Running Shoes Have Thicker Soles
Examine the soles of running shoes and walking shoes. Notice that running shoes have a thicker outer sole to provide cushioning for the more forceful impact the foot will have on the terrain. Walking shoes, on the other hand, have a slightly thinner sole, oftentimes with deeper ridges to provide the traction needed for more leisurely movement over uneven terrains. A good example are the soles of the New Balance men's MR 858 running shoes, and the Merrell men's Chameleon Iso walking shoes.
Walking Shoes Are More Flexible
Consider that the impact of the foot onto the ground requires not only cushioning but also support from accidental slippage. To this end, running shoes are stiffer than walking shoes. The latter must support the healthy walking motion that begins with a heel set-down, and then continues with a roll and a slight toe push. Examine the Nike men's Air Zoom Vomero +3 running shoe; it features a molded heel area and a stretch panel for utmost support. By comparison, the North Face men's Turner shoes provide an ergonomically designed foot bed, but the upper portion of the shoe is made from leather instead of a tight stretch panel that offers a lot of stiffness.
Running Shoes Are More High Tech
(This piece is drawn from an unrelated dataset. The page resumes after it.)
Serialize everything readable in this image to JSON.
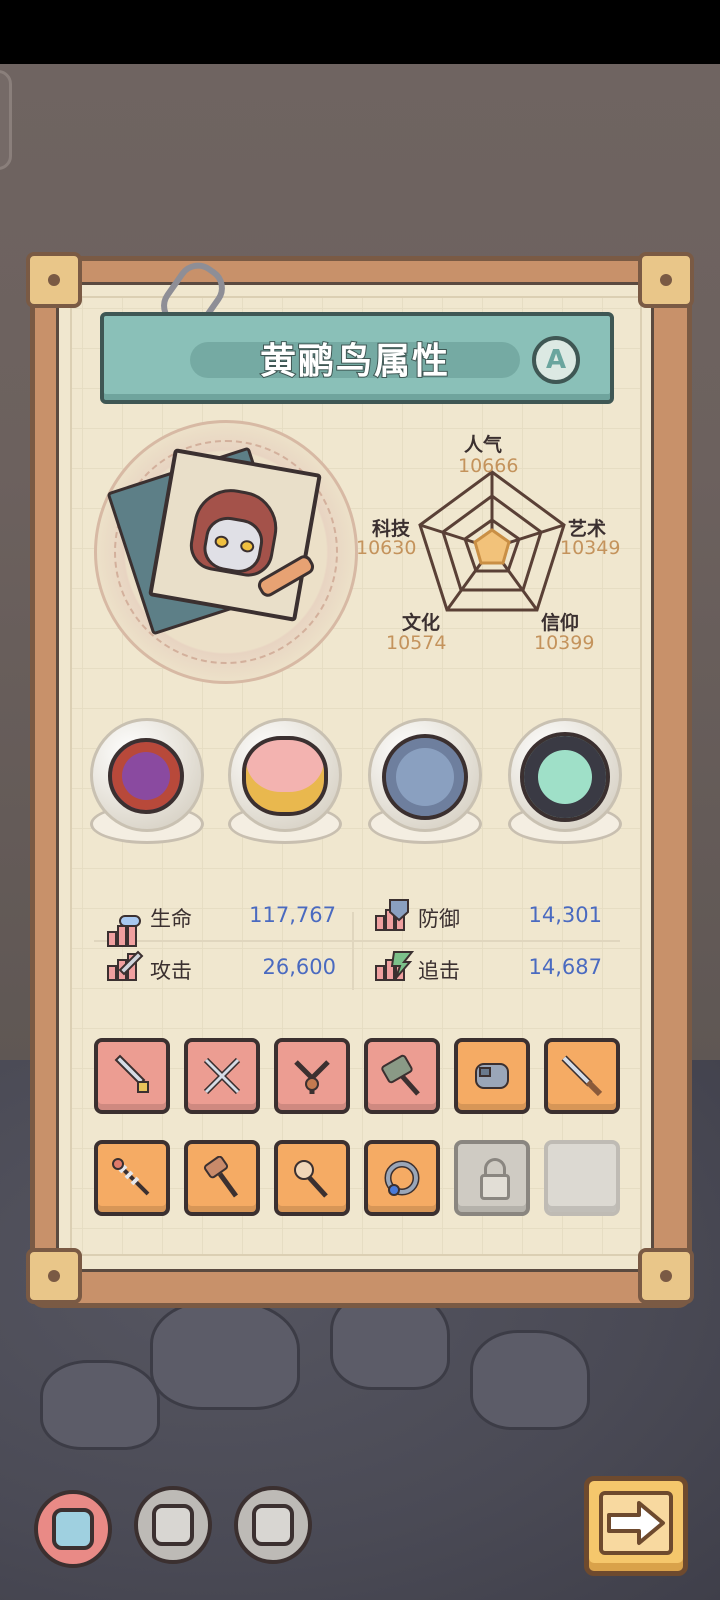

Realize that running is considered a serious sport, while walking is found to be more of a hobby. This has led to the development of technological masterpieces in the form of running shoes. For example, the North Face men's Arnuva 100 TR GTX trail running shoe is made for long-distance, all-terrain runners; it uses polymers for cushioning on these sometimes hazardous trails. Discuss your foot physique with a professional fitter who can tell if your foot is neutral, pronated or supinated, which also influences your choice of running shoe. Purchasing a Timberland men's Barentsburg Chukka shoe---it retails for $90---will not involve these discussions; instead, you may supplement the EVA insole with an additional supportive insole that is sold separately.